Gérard notes that this emission has been predicted to exist on Mars for around 40 years. “Thanks to TGO, we’ve found it.”
Gérard and colleagues used a special observing mode of the TGO to spot this emission.
One of the orbiter’s cutting-edge instrument suites, NOMAD (Nadir and Occultation for Mars Discovery), encompasses the ultraviolet and visible spectrometer (UVIS). NOMAD is capable of operating in various configurations, including one that directs its instruments straight down at the Martian surface, a configuration known as the “nadir” channel.
Ann Carine Vandaele of the Institut Royal d’Aéronomie Spatiale de Belgique, Belgium is a co-author with Gérard, and Principal Investigator of NOMAD. She adds:
“Previous observations hadn’t captured any kind of green glow at Mars, so we decided to reorient the UVIS nadir channel to point at the ‘edge’ of Mars, similar to the perspective you see in images of Earth taken from the ISS.”
Between April 24 and December 1, 2019, the team used NOMAD-UVIS to scan altitudes ranging from 20 to 400 kilometers from the Martian surface twice per orbit. When they analyzed these datasets, they found the green oxygen emission in all of them. “The emission was strongest at an altitude of around 80 kilometers and varied depending on the changing distance between Mars and the Sun,” Vandaele adds.
The importance of these findings
Examining the glow of planetary atmospheres unveils plenty of information about their composition and dynamics. We also learn how energy is imparted by both the Sun’s light and the solar wind, a stream of charged particles emanating from our star.
The team started a thorough investigation to delve deeper into the processes behind Mars’ green glow and compare it to our own planet. “We modeled this emission and found that it’s mostly produced as carbon dioxide, or CO2, is broken up into its constituent parts: carbon monoxide and oxygen,” says Gérard. “We saw the resulting oxygen atoms glowing in both visible and ultraviolet light.”

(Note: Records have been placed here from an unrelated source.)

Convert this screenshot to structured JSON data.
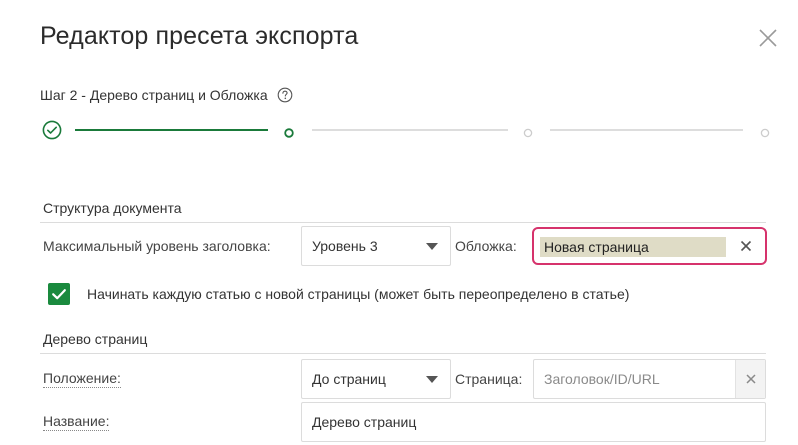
{
  "dialog": {
    "title": "Редактор пресета экспорта"
  },
  "stepper": {
    "label": "Шаг 2 - Дерево страниц и Обложка",
    "steps": [
      {
        "state": "done"
      },
      {
        "state": "current"
      },
      {
        "state": "pending"
      },
      {
        "state": "pending"
      }
    ],
    "colors": {
      "active": "#1a7a3a",
      "inactive": "#dddddd",
      "pending_dot": "#cccccc"
    }
  },
  "document_structure": {
    "section_title": "Структура документа",
    "max_heading_label": "Максимальный уровень заголовка:",
    "max_heading_value": "Уровень 3",
    "cover_label": "Обложка:",
    "cover_value": "Новая страница",
    "new_page_checkbox_label": "Начинать каждую статью с новой страницы (может быть переопределено в статье)",
    "new_page_checked": true
  },
  "page_tree": {
    "section_title": "Дерево страниц",
    "position_label": "Положение:",
    "position_value": "До страниц",
    "page_label": "Страница:",
    "page_placeholder": "Заголовок/ID/URL",
    "name_label": "Название:",
    "name_value": "Дерево страниц"
  },
  "colors": {
    "accent_green": "#1a8a3e",
    "highlight_pink": "#d6336c",
    "chip_bg": "#dfdcc6"
  },
  "icons": {
    "close": "close-icon",
    "help": "help-circle-icon",
    "check": "check-icon",
    "caret": "caret-down-icon",
    "clear": "clear-icon"
  }
}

Simultaneously comparing these two kinds of emission showed that the visible emission was 16.5 times more intense than the ultraviolet.
“The observations at Mars agree with previous theoretical models but not with the actual glowing we’ve spotted around Earth, where the visible emission is far weaker. This suggests we have more to learn about how oxygen atoms behave, which is hugely important for our understanding of atomic and quantum physics.”
Understanding the green glow of Mars’ atmosphere is crucial for characterizing planetary atmospheres and related phenomena like auroras. By unraveling the structure and behavior of this glowing layer, scientists can gain valuable insights into an altitude range that has remained largely unexplored. They can also monitor how this layer changes in response to variations in the Sun’s activity and Mars’ orbital position.
Håkan Svedhem, ESA’s TGO Project Scientist, explains:
“This is the first time this important emission has ever been observed around another planet beyond Earth, and marks the first scientific publication based on observations from the UVIS channel of the NOMAD instrument on the ExoMars Trace Gas Orbiter. It demonstrates the remarkably high sensitivity and optical quality of the NOMAD instrument. This is especially true given that this study explored the dayside of Mars, which is much brighter than the nightside, thus making it even more difficult to spot this faint emission.”
Understanding the properties of Mars’ atmosphere is, above all, fascinating and relevant to science. But it’s also essential for successfully operating missions to the Red Planet. Atmospheric density, for instance, directly impacts the drag experienced by orbiting satellites and the parachutes used to deliver probes to the Martian surface.
[via Space.com; Image credits: NASA]